It is an evergreen climbing rose which originally came from China. Brought to the United States in the early 1700's by immigrants, it was soon growing in home gardens. It is very sturdy and can thrive in poor soil and in droughts.
The rose, which has a very short blooming period in late March and early April, is a lovely snow-white with a yellow center. In looks it is similar to the matilija poppy flower which I showed you in the blog December 2nd, but it is much smaller. It is also quite fragrant.
This is a shot of one of my Cherokee Rose shrubs when it was first planted against the deck on the South side of my house. I ordered the two shrubs I have from the Internet. This was my second attempt. The first plants I received were very small and not well-rooted and did not make it. These plants, which now are about 7 years old, were in much better condition, and did well. As you can tell by the fencing, the deer find them quite tasty.
Sometime after we moved to Kelsey in 1999, there was a photo in the Placerville newspaper, the Mountain Democrat, of a large climbing rose bush completely enveloping the side of an old barn in Coloma. White flowers covered the shrub. I was enthralled and soon drove to Coloma to find the barn. I discovered the name of the plant and decided I wanted one, and could not find them in the nurseries around the area. That is where the Internet comes in handy!
After I had planted my shrubs and they were starting to get larger, the paper ran another photo of the barn in Coloma and the rose. This was about 5 years after the first photo which had caught my eye. However, in this photo the photographer identified the plant as a camelia! I do have to admit that the flower can look like some camellias I have seen, and it does bloom early. Even the leaves, since they are evergreen, can look like camellia leaves. I have seen plants mislabeled in photographs in the paper many times, I get a kick out of it.
The Cherokee Rose became the state flower of Georgia in 1916. It is tragically linked to history in that state by the "Trail of Tears". In 1838 thousands of Cherokee were forced off their lands east of the Mississippi River, and the path they took on the journey was called the Trail of Tears because of all the tears the women shed as they traveled. The legend is that a Cherokee Rose grew everywhere a tear dropped.
This is a closeup of one of the beautiful fleeting blooms of the Cherokee Rose.

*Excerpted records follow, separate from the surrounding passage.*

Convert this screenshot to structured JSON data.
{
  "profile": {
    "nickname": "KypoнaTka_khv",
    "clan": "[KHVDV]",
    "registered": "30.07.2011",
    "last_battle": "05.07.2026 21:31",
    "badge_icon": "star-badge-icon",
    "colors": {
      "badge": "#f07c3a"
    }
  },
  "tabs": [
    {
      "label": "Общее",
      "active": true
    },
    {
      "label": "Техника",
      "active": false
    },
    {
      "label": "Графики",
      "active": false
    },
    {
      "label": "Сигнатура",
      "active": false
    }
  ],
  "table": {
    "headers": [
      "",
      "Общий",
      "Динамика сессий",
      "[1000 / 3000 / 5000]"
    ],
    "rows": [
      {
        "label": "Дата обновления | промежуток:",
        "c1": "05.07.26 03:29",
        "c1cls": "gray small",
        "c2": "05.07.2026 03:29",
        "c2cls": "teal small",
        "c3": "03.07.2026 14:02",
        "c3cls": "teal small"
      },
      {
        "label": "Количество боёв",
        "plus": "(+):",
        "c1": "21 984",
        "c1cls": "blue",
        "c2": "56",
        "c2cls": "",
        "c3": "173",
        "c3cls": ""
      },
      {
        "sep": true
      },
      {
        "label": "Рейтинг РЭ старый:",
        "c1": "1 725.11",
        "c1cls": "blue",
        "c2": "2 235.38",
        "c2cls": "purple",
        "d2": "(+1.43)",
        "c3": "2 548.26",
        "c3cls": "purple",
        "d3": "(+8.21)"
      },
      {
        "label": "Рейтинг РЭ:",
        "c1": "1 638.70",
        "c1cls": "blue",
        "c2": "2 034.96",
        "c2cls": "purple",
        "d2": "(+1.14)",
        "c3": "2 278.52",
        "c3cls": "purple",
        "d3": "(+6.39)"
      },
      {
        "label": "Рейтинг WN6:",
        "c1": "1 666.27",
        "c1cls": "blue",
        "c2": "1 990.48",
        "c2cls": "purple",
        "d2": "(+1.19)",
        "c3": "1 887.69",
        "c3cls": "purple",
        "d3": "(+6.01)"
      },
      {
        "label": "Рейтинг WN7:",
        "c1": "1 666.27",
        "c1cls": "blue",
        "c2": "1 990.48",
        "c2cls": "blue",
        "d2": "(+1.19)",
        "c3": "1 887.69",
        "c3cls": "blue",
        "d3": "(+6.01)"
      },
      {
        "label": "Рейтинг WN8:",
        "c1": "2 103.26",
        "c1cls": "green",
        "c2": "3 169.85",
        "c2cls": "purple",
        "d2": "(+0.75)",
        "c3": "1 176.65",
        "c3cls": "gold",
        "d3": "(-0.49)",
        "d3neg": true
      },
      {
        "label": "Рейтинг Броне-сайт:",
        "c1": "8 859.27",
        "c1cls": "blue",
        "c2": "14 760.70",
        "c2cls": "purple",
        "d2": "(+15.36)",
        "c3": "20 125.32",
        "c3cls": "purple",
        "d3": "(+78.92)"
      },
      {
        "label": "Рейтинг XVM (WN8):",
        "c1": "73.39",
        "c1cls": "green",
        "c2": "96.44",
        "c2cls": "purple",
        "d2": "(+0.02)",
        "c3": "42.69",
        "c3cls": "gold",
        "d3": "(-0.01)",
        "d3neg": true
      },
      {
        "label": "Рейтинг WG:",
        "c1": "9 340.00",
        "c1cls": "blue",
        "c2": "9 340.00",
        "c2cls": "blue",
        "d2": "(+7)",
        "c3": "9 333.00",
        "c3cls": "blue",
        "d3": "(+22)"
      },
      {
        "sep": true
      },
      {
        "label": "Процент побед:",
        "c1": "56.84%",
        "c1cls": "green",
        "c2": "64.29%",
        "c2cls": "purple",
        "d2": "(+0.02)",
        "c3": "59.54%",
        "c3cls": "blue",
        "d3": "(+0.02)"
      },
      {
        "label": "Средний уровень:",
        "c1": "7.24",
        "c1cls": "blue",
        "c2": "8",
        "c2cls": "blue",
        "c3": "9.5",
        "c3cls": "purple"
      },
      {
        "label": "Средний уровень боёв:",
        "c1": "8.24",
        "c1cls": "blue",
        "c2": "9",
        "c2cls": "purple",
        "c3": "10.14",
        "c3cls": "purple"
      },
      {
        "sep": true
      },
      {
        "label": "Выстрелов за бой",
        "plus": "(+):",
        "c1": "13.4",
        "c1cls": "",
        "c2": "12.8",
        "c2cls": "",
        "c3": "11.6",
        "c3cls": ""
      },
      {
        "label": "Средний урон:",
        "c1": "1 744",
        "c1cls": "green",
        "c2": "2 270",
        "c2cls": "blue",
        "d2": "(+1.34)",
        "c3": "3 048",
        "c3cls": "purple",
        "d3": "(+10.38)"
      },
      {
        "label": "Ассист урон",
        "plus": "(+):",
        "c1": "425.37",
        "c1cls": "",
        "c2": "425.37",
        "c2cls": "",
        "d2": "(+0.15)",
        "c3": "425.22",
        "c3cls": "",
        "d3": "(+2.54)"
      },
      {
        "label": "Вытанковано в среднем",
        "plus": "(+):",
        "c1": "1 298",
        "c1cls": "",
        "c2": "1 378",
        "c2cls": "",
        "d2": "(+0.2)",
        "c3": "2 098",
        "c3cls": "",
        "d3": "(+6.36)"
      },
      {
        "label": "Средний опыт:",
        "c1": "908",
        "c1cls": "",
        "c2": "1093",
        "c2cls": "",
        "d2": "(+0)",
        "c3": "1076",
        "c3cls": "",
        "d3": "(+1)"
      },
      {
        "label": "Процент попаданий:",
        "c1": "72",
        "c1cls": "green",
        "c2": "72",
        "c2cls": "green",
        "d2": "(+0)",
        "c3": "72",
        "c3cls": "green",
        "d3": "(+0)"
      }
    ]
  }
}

The rose is starting to climb up a trellis by the deck. It started flowering the next spring after it was planted, and now when it blooms it is fully covered. I can't wait until this spring. Someday perhaps the whole side of our house will be covered like the barn in Coloma.
Here on the left you can see a spray that has escaped the deer fencing and is attempting to cover the air conditioning unit.
This poor little shrub is my other Cherokee Rose which is growing against the garage on the West side of the house. The soil there is terrible and the sun is relentless, but it still tries hard to grow. I want it to grow up and cover the windows someday, if the deer give it a chance. This shrub has had a tough time, between the soil and the deer, and the workers who re-sided our home. Wood, gravel, ladders, you name it, was piled on it. Then two years later my husband painted the house, so it had paint on it from the sprayer, and got cut back and pushed aside. Now maybe it will have a chance to grow tall. The Cherokee Rose can reach heights of 20 feet.
This is the shape it was in (along with its neighboring hollyhock) after the workers put the siding on. Above are the windows of the garage I hope to have shaded by the shrub someday.
This is my garage rose about 3 years ago. It is getting bigger (in spite of the deer) and it blooms well.
A close up of the many blooms. You can see here how someone could mistake both leaves and blooms for a Camellia.
The Cherokee Rose on the South of the house has now grown up past the railing of the deck and it attempting to make it to the deck roof. It finds the boost the drainage spout offers very helpful. I haven't had to tie it up at all. I have helped it wind its way through the trellis occasionally.
The bush is very full of thorns, so I am glad I don't need to prune it or work with it too often.